Analysis of website traffic over the past year, indicates that 82% of visits to the Critical Issues website originated from those using search engines such as Google, Bing, and Yahoo to find information.
State geological survey publications comprise 71% of the Research Database’s 4,001 publications, and 44% of the 135 maps & visualizations on the website. Over the past year, clicks on links from 79% of Research Database publications and 43% of Maps & Visualizations took visitors to state geological survey websites. Furthermore, 18% of all clicks on links from the entire Critical Issues website took visitors to state geological survey websites.
State geological survey content is frequently viewed by users from outside the survey’s own state. Within the U.S., 47% of state geological survey publications and 49% of state geological survey maps on the Critical Issues website were viewed by out-of-state visitors. Furthermore, views of state geological survey content by visitors from outside the U.S. comprised 10% of survey publication views and 6% of survey map views.
The Critical Issues Research Database, which provides full-text searching, covers a small fraction of the over 55,000 state geological survey publications indexed by AGI’s GeoRef database. As the Critical Issues website expands its coverage, it will continue to increase the discoverability of state geological survey content nationally and globally.Date updated: 2016-12-20
Data Brief 2016-008
Written and compiled by Leila Gonzales for AGI, December 2016
Subscribe to Geoscience Currents

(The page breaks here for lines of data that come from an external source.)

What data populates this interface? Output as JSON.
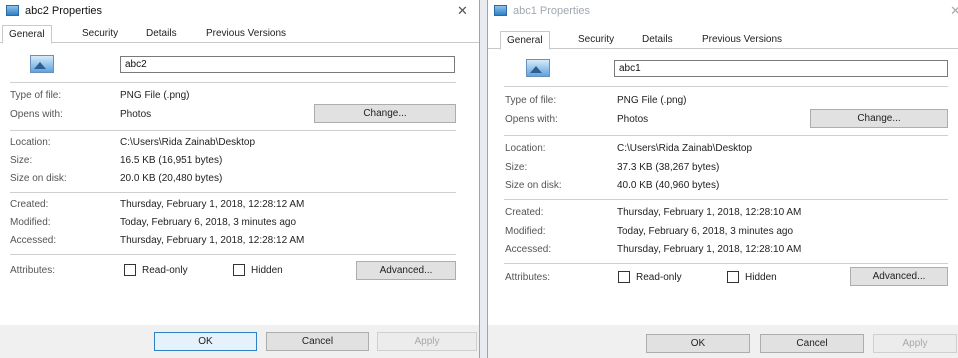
{
  "dialogs": [
    {
      "title": "abc2 Properties",
      "close_symbol": "✕",
      "tabs": [
        "General",
        "Security",
        "Details",
        "Previous Versions"
      ],
      "file_name": "abc2",
      "type_label": "Type of file:",
      "type_value": "PNG File (.png)",
      "opens_label": "Opens with:",
      "opens_value": "Photos",
      "change_label": "Change...",
      "location_label": "Location:",
      "location_value": "C:\\Users\\Rida Zainab\\Desktop",
      "size_label": "Size:",
      "size_value": "16.5 KB (16,951 bytes)",
      "size_disk_label": "Size on disk:",
      "size_disk_value": "20.0 KB (20,480 bytes)",
      "created_label": "Created:",
      "created_value": "Thursday, February 1, 2018, 12:28:12 AM",
      "modified_label": "Modified:",
      "modified_value": "Today, February 6, 2018, 3 minutes ago",
      "accessed_label": "Accessed:",
      "accessed_value": "Thursday, February 1, 2018, 12:28:12 AM",
      "attributes_label": "Attributes:",
      "readonly_label": "Read-only",
      "hidden_label": "Hidden",
      "advanced_label": "Advanced...",
      "ok_label": "OK",
      "cancel_label": "Cancel",
      "apply_label": "Apply"
    },
    {
      "title": "abc1 Properties",
      "close_symbol": "✕",
      "tabs": [
        "General",
        "Security",
        "Details",
        "Previous Versions"
      ],
      "file_name": "abc1",
      "type_label": "Type of file:",
      "type_value": "PNG File (.png)",
      "opens_label": "Opens with:",
      "opens_value": "Photos",
      "change_label": "Change...",
      "location_label": "Location:",
      "location_value": "C:\\Users\\Rida Zainab\\Desktop",
      "size_label": "Size:",
      "size_value": "37.3 KB (38,267 bytes)",
      "size_disk_label": "Size on disk:",
      "size_disk_value": "40.0 KB (40,960 bytes)",
      "created_label": "Created:",
      "created_value": "Thursday, February 1, 2018, 12:28:10 AM",
      "modified_label": "Modified:",
      "modified_value": "Today, February 6, 2018, 3 minutes ago",
      "accessed_label": "Accessed:",
      "accessed_value": "Thursday, February 1, 2018, 12:28:10 AM",
      "attributes_label": "Attributes:",
      "readonly_label": "Read-only",
      "hidden_label": "Hidden",
      "advanced_label": "Advanced...",
      "ok_label": "OK",
      "cancel_label": "Cancel",
      "apply_label": "Apply"
    }
  ]
}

Interested in receiving the latest in data and information about the geosciences? Enter your email below to subscribe to the Geoscience Currents channel.